Only information I could find is on their website, which is in Italian (which I cannot understand.)
If this ever see the light of day, it's bound to be expensive (one website put the price as around £35,000 = 39,000 Euros = US$47,000), and therefore very rare. Also how a 2 stroke would get round current emissions regulations is anyone's guess.
Return of the Friday bike, and this time there are two variants of the one design. Royal Enfield have launched their much anticipated 650cc twin in two guises.
Royal Enfield Interceptor 650
Royal Enfield Continental GT 650
Interesting bikes and similar in concept to the Triumph Bonneville and Thruxton models. Both are powered by the same 650cc 4 valve, DOHC engine that is fitted with a 270 degree crankshaft. This arrangement was previously used on the Yamaha TRX850, and gives the engine the same firing intervals and 'feel' of a V twin. This could be a hint towards which bike Royal Enfield seeing their bikes being in competition to - the Indian built Harley Davidson Street 750. (What, you thought Harleys were only built in the US? Better not mention the HD factory in Thailand then!)
Talking of the US, the Interceptor will be marketed there and Canada as the INT 650, I think Honda hold the rights to Interceptor in those countries.
As for the important questions - how good will it be? How much will it cost? When will I be able to buy one? - we'll have to wait and see. I know of someone who ordered a Royal Enfield Himalayan, but after months of waiting and numerous promises of delivery dates, it never arrived so he ended up cancelling and buying something else. If Royal Enfield want to be taken as a serious company, they have to address concerns like that.
Royal Enfield twins website, and here's a promotional video.

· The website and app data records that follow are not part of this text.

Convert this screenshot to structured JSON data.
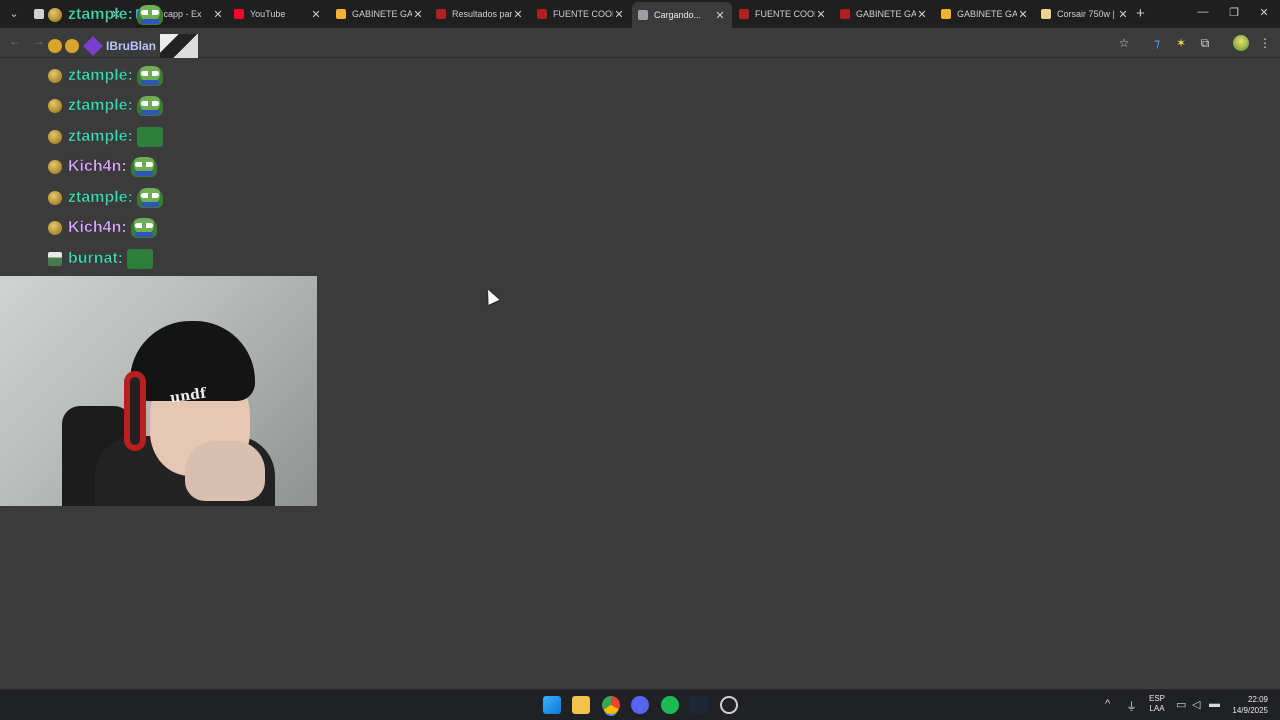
{
  "browser": {
    "tabs": [
      {
        "title": "",
        "favicon_color": "#d0d0d0",
        "active": false
      },
      {
        "title": "Recapp - Ex",
        "favicon_color": "#3aa0ff",
        "active": false
      },
      {
        "title": "YouTube",
        "favicon_color": "#ff0033",
        "active": false
      },
      {
        "title": "GABINETE GAM",
        "favicon_color": "#f2b233",
        "active": false
      },
      {
        "title": "Resultados par",
        "favicon_color": "#b02020",
        "active": false
      },
      {
        "title": "FUENTE COOL",
        "favicon_color": "#b02020",
        "active": false
      },
      {
        "title": "Cargando...",
        "favicon_color": "#9aa0a6",
        "active": true
      },
      {
        "title": "FUENTE COOL",
        "favicon_color": "#b02020",
        "active": false
      },
      {
        "title": "GABINETE GAM",
        "favicon_color": "#b02020",
        "active": false
      },
      {
        "title": "GABINETE GAM",
        "favicon_color": "#f2b233",
        "active": false
      },
      {
        "title": "Corsair 750w |",
        "favicon_color": "#e8d48a",
        "active": false
      }
    ],
    "new_tab_symbol": "+",
    "window_controls": {
      "minimize": "—",
      "restore": "❐",
      "close": "✕"
    }
  },
  "toolbar": {
    "back": "←",
    "forward": "→",
    "alert_name": "IBruBlan"
  },
  "chat": {
    "messages": [
      {
        "user": "ztample:",
        "color": "#41d6b0",
        "emote": "frog"
      },
      {
        "user": "ztample:",
        "color": "#41d6b0",
        "emote": "frog"
      },
      {
        "user": "ztample:",
        "color": "#41d6b0",
        "emote": "frog"
      },
      {
        "user": "ztample:",
        "color": "#41d6b0",
        "emote": "box"
      },
      {
        "user": "Kich4n:",
        "color": "#d9a6ff",
        "emote": "frog"
      },
      {
        "user": "ztample:",
        "color": "#41d6b0",
        "emote": "frog"
      },
      {
        "user": "Kich4n:",
        "color": "#d9a6ff",
        "emote": "frog"
      },
      {
        "user": "burnat:",
        "color": "#41d6b0",
        "emote": "box"
      }
    ]
  },
  "webcam": {
    "beanie_text": "undf"
  },
  "taskbar": {
    "lang_top": "ESP",
    "lang_bottom": "LAA",
    "time": "22:09",
    "date": "14/9/2025"
  }
}
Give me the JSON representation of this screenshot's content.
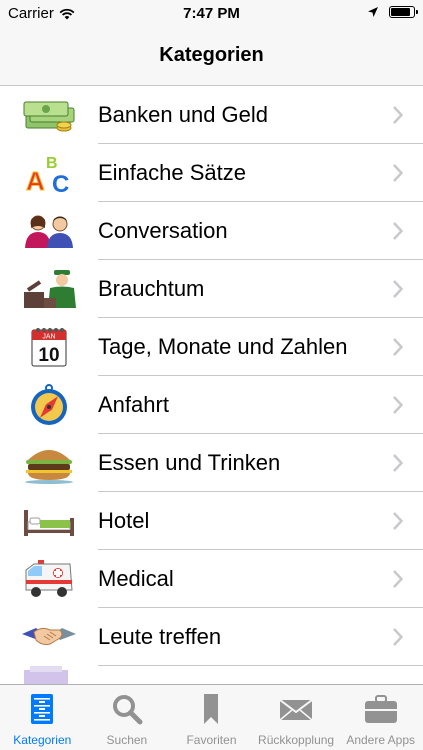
{
  "status": {
    "carrier": "Carrier",
    "time": "7:47 PM"
  },
  "nav": {
    "title": "Kategorien"
  },
  "categories": [
    {
      "label": "Banken und Geld",
      "icon": "money-icon"
    },
    {
      "label": "Einfache Sätze",
      "icon": "abc-icon"
    },
    {
      "label": "Conversation",
      "icon": "people-icon"
    },
    {
      "label": "Brauchtum",
      "icon": "customs-officer-icon"
    },
    {
      "label": "Tage, Monate und Zahlen",
      "icon": "calendar-icon"
    },
    {
      "label": "Anfahrt",
      "icon": "compass-icon"
    },
    {
      "label": "Essen und Trinken",
      "icon": "burger-icon"
    },
    {
      "label": "Hotel",
      "icon": "bed-icon"
    },
    {
      "label": "Medical",
      "icon": "ambulance-icon"
    },
    {
      "label": "Leute treffen",
      "icon": "handshake-icon"
    }
  ],
  "calendar_icon": {
    "month": "JAN",
    "day": "10"
  },
  "tabs": [
    {
      "label": "Kategorien",
      "icon": "cabinet-icon",
      "active": true
    },
    {
      "label": "Suchen",
      "icon": "search-icon",
      "active": false
    },
    {
      "label": "Favoriten",
      "icon": "bookmark-icon",
      "active": false
    },
    {
      "label": "Rückkopplung",
      "icon": "envelope-icon",
      "active": false
    },
    {
      "label": "Andere Apps",
      "icon": "briefcase-icon",
      "active": false
    }
  ],
  "colors": {
    "accent": "#007aff",
    "inactive": "#929292",
    "separator": "#c8c7cc",
    "chevron": "#c7c7cc"
  }
}
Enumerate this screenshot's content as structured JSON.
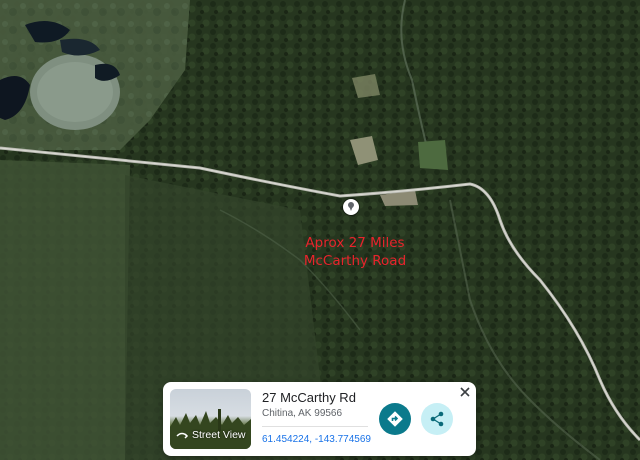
{
  "map": {
    "type": "satellite",
    "annotation_lines": [
      "Aprox 27 Miles",
      "McCarthy Road"
    ],
    "annotation_color": "#e8242c"
  },
  "place_card": {
    "title": "27 McCarthy Rd",
    "subtitle": "Chitina, AK 99566",
    "coordinates": "61.454224, -143.774569",
    "street_view_label": "Street View",
    "directions_icon": "directions-icon",
    "share_icon": "share-icon",
    "close_icon": "close-icon",
    "accent_color": "#0b7a8c"
  }
}
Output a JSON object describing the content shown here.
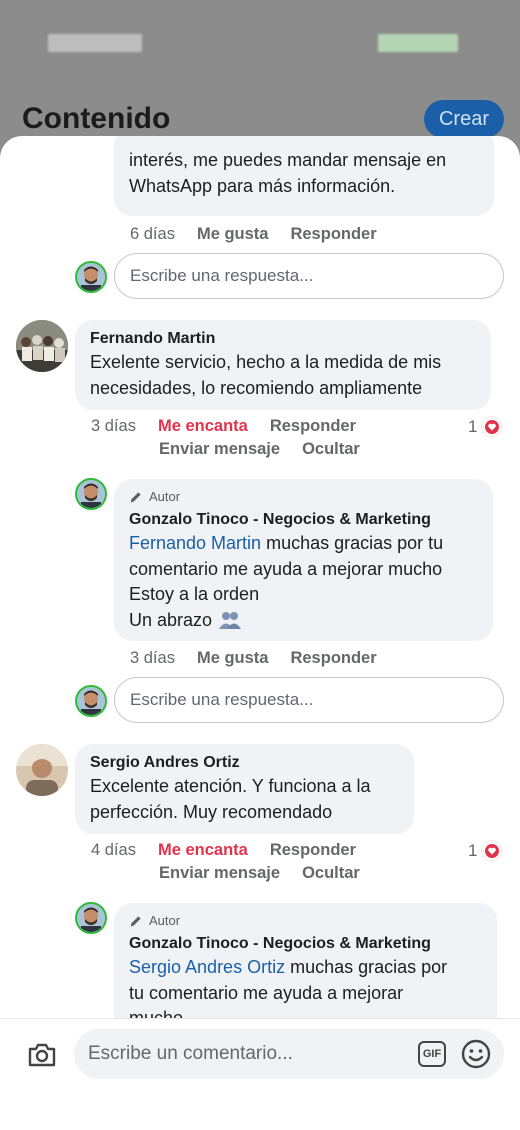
{
  "background": {
    "title": "Contenido",
    "create_button": "Crear"
  },
  "comments": [
    {
      "reply_fragment": {
        "line1": "interés, me puedes mandar mensaje en",
        "line2": "WhatsApp para más información.",
        "time": "6 días",
        "like": "Me gusta",
        "reply": "Responder"
      },
      "reply_input_placeholder": "Escribe una respuesta..."
    },
    {
      "author": "Fernando Martin",
      "text_line1": "Exelente servicio, hecho a la medida de mis",
      "text_line2": "necesidades, lo recomiendo ampliamente",
      "time": "3 días",
      "reaction": "Me encanta",
      "reply": "Responder",
      "send_message": "Enviar mensaje",
      "hide": "Ocultar",
      "like_count": "1",
      "owner_reply": {
        "tag": "Autor",
        "author": "Gonzalo Tinoco - Negocios & Marketing",
        "mention": "Fernando Martin",
        "text_after_mention": " muchas gracias por tu",
        "line2": "comentario me ayuda a mejorar mucho",
        "line3": "Estoy a la orden",
        "line4": "Un abrazo",
        "time": "3 días",
        "like": "Me gusta",
        "reply": "Responder"
      },
      "reply_input_placeholder": "Escribe una respuesta..."
    },
    {
      "author": "Sergio Andres Ortiz",
      "text_line1": "Excelente atención. Y funciona a la",
      "text_line2": "perfección. Muy recomendado",
      "time": "4 días",
      "reaction": "Me encanta",
      "reply": "Responder",
      "send_message": "Enviar mensaje",
      "hide": "Ocultar",
      "like_count": "1",
      "owner_reply": {
        "tag": "Autor",
        "author": "Gonzalo Tinoco - Negocios & Marketing",
        "mention": "Sergio Andres Ortiz",
        "text_after_mention": " muchas gracias por",
        "line2": "tu comentario me ayuda a mejorar",
        "line3": "mucho"
      }
    }
  ],
  "composer": {
    "placeholder": "Escribe un comentario...",
    "gif_label": "GIF"
  },
  "colors": {
    "accent": "#1a5fa8",
    "love": "#e0344d",
    "bubble": "#f0f2f5"
  }
}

Note that the bikes appear to have been developed at RE's R&D department in the UK.
Following on from the success of the North Coast 500, another tourist route in Scotland has been launched, the North East 250. As the name suggests, this is a loop round the North East and has a good mixture of coastal roads and routes through the Grampian mountains.
I've probably ridden the majority of the route and one time or another, and it's definitely worth thinking about if you're planning a trip to Scotland. As for us who live in the Central Belt, this could easily be done in a long weekend.
Yamaha have shown a number of concept trikes recently including the 'off road scooter' styled 03GEN-X.
Certainly different! However, I think it's an interesting concept - an 'adventure scooter' for riders with a disability. Having a 3 wheels layout with 2 wheels at the front will give it stability, it has a luggage rail behind the saddle to carry a folding wheelchair, and large footplates to support the riders feet (I assume these could be fitted with straps for riders with poor foot control).
Really cool styling, although I'm not sure about the woodgrain rear mudguard panel!
Will it ever reach the shops? Who knows, but it's good to see a major manufacturer thinking about riders with mobility problems - lot cooler than one of those electric mobility scooters!